3. Be patient. Yes there are overnight internet sensations but in general growing an audience — and letting them get to know you — takes time. It took me 3.5 years to get to a point now where I feel like things are really gaining momentum.
4. Be unapologetically yourself! Don’t emulate others. It’s easy to get caught up in trends of social media whether it’s aesthetics, tone, or even subjects. Stay true to you. Whenever I’ve gotten caught up it falls flat.
5. Let your mission be your guide. I say this a lot but whenever I deviate from my mission of using my experience to help others, I often find myself in the weeds unsure of what I’m doing.
You are a person of enormous influence. If you could inspire a movement that would bring the most amount of good to the most amount of people, what would that be? You never know what your idea can trigger. 🙂
Well, if everyone could ask themselves “how can I help someone else today?” that would be a huge start!
Can you please give us your favorite “Life Lesson Quote”? Can you share how that was relevant to you in your life?
Eckhart Tolle: “Whatever you think the world is withholding from you, you are withholding from the world.” There are so many lessons in this quote, most notably for me that I get back what I give. Stop looking for things outside of me and use what’s inside of me to give back. I’ll get it back tenfold.

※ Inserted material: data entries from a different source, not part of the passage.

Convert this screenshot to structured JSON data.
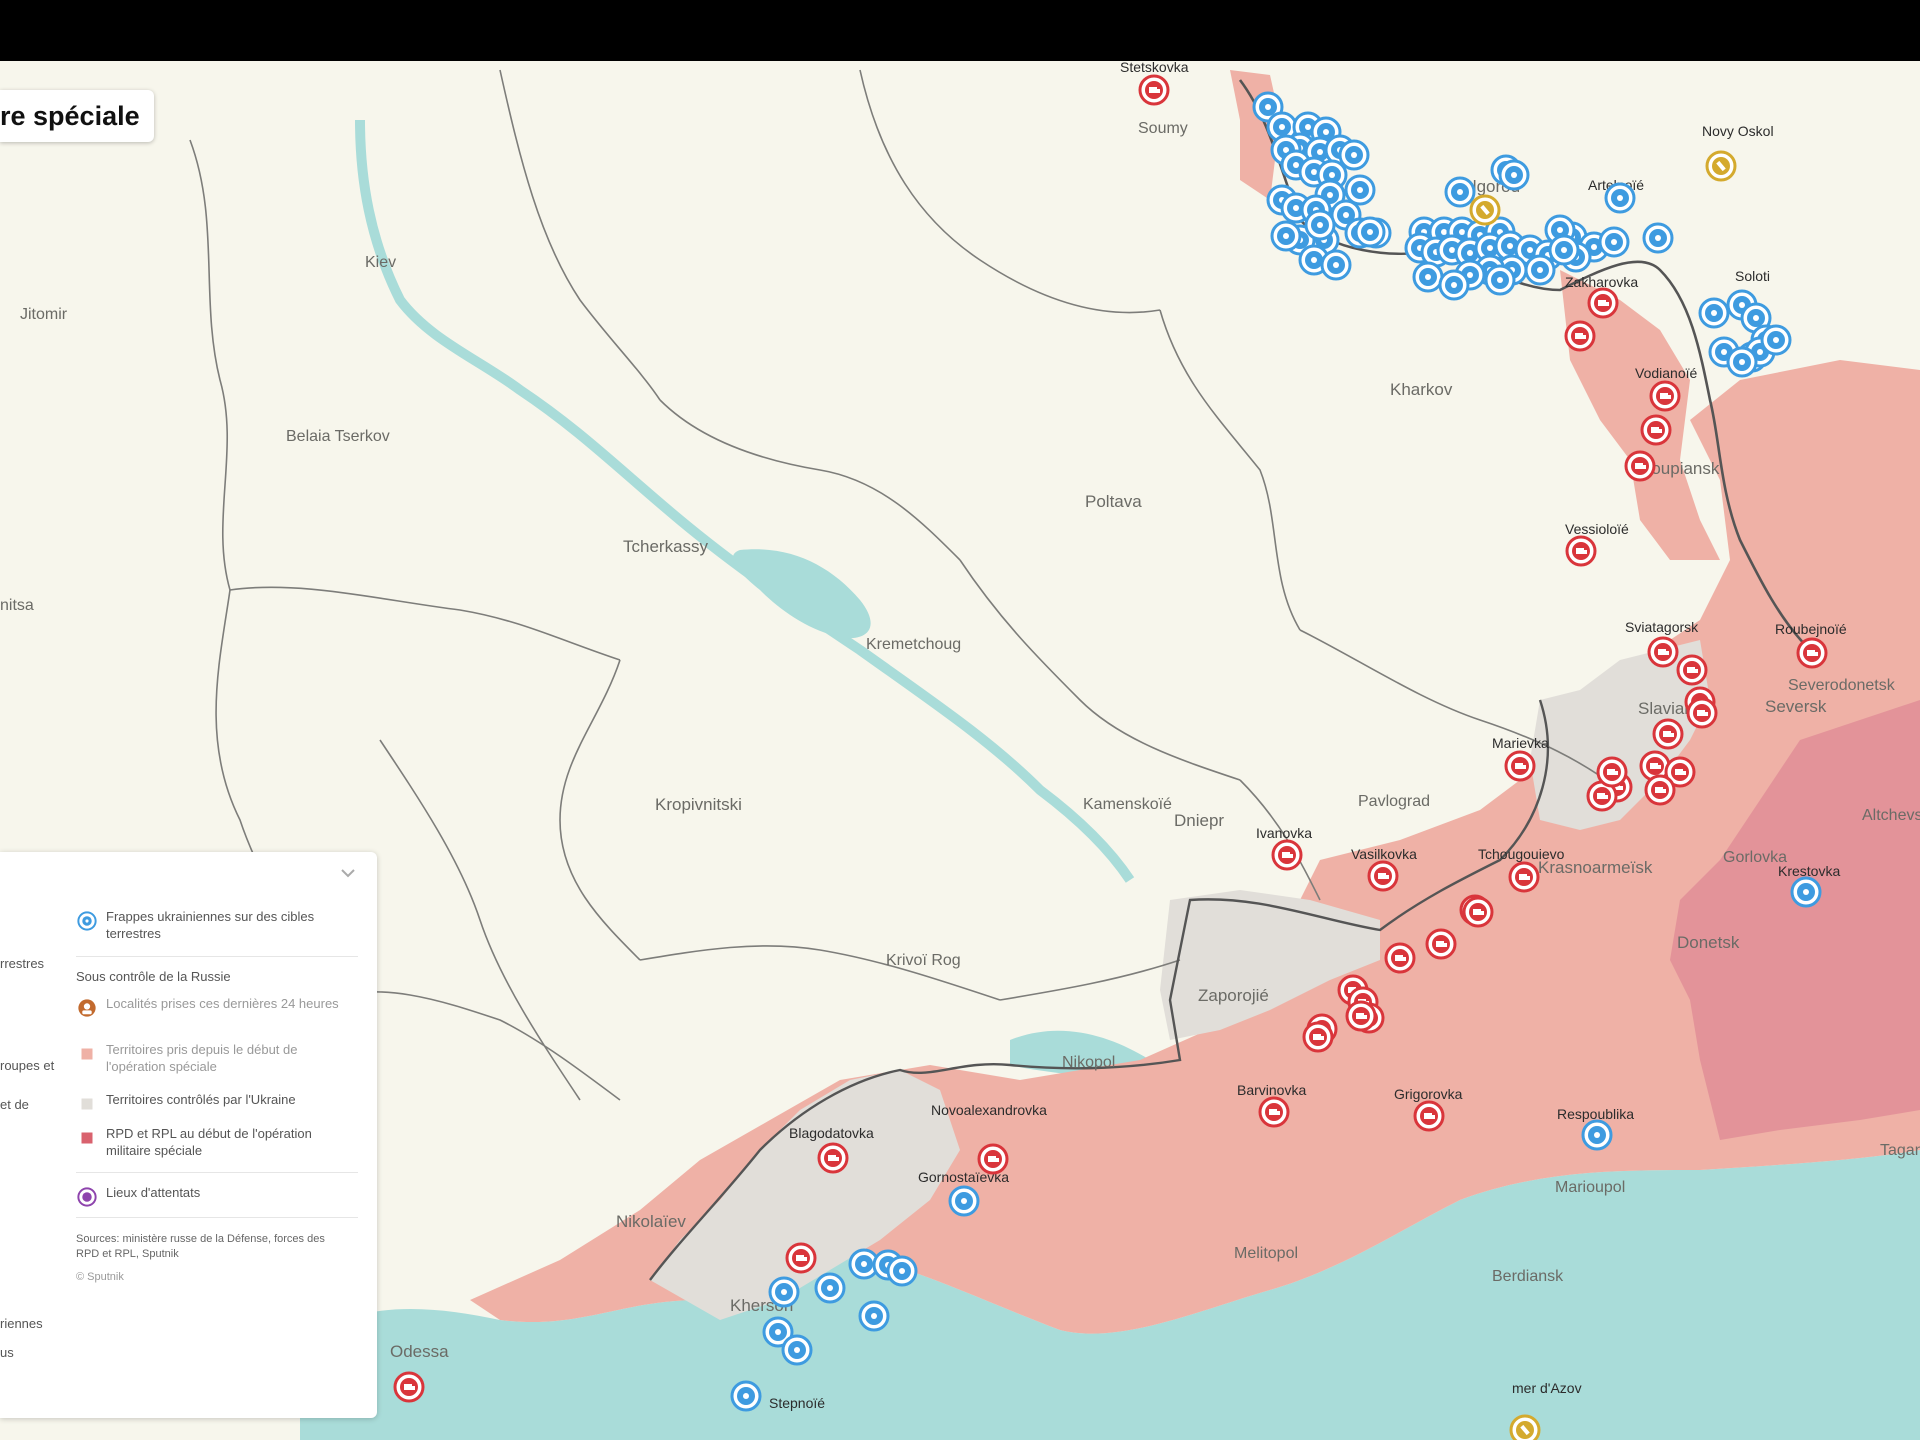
{
  "header": {
    "title": "re spéciale"
  },
  "legend": {
    "items": [
      {
        "icon": "ukraine-strike-icon",
        "label": "Frappes ukrainiennes sur des cibles terrestres"
      },
      {
        "icon": "captured-locality-icon",
        "label": "Localités prises ces dernières 24 heures"
      },
      {
        "icon": "territory-taken-swatch-icon",
        "label": "Territoires pris depuis le début de l'opération spéciale"
      },
      {
        "icon": "ukraine-control-swatch-icon",
        "label": "Territoires contrôlés par l'Ukraine"
      },
      {
        "icon": "dpr-lpr-swatch-icon",
        "label": "RPD et RPL au début de l'opération militaire spéciale"
      },
      {
        "icon": "attack-site-icon",
        "label": "Lieux d'attentats"
      }
    ],
    "russia_heading": "Sous contrôle de la Russie",
    "cut_labels": [
      "rrestres",
      "roupes et",
      "et de",
      "riennes",
      "us"
    ],
    "sources": "Sources: ministère russe de la Défense, forces des RPD et RPL, Sputnik",
    "copyright": "© Sputnik"
  },
  "colors": {
    "land": "#f7f6ec",
    "water": "#a9dcd9",
    "russia_controlled": "#efb1a6",
    "ukraine_controlled": "#e1ded9",
    "dpr_lpr": "#e39399",
    "ukraine_strike": "#3e9be0",
    "russian_capture": "#d9353b",
    "locality_taken": "#d4aa2e",
    "attack_site": "#8e44ad"
  },
  "places": [
    "Stetskovka",
    "Soumy",
    "Novy Oskol",
    "Belgorod",
    "Artelnoïé",
    "Zakharovka",
    "Soloti",
    "Kiev",
    "Jitomir",
    "Belaia Tserkov",
    "Kharkov",
    "Vodianoïé",
    "Koupiansk",
    "Poltava",
    "Tcherkassy",
    "Vessioloïé",
    "nitsa",
    "Kremetchoug",
    "Sviatagorsk",
    "Roubejnoïé",
    "Severodonetsk",
    "Slaviansk",
    "Seversk",
    "Marievka",
    "Kropivnitski",
    "Kamenskoïé",
    "Dniepr",
    "Pavlograd",
    "Ivanovka",
    "Vasilkovka",
    "Tchougouievo",
    "Krasnoarmeïsk",
    "Gorlovka",
    "Altchevsk",
    "Krestovka",
    "Donetsk",
    "Krivoï Rog",
    "Zaporojié",
    "Nikopol",
    "Barvinovka",
    "Grigorovka",
    "Respoublika",
    "Novoalexandrovka",
    "Blagodatovka",
    "Gornostaïevka",
    "Marioupol",
    "Tagan",
    "Nikolaïev",
    "Melitopol",
    "Berdiansk",
    "Kherson",
    "Odessa",
    "Stepnoïé",
    "mer d'Azov"
  ]
}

Is there a person in the world, or in the US whom you would love to have a private breakfast or lunch with, and why? He or she might just see this, especially if we tag them. 🙂
Yes — Michelle Obama I’m free any time!
How can our readers follow you on social media?
Instagram: @ariellelorre podcast: @theblondefilespodcast
This was very meaningful, thank you so much!
Social Impact Heroes of Social Media: “Let your mission be your guide” with Arielle Lorre… was originally published in Authority Magazine on Medium, where people are continuing the conversation by highlighting and responding to this story.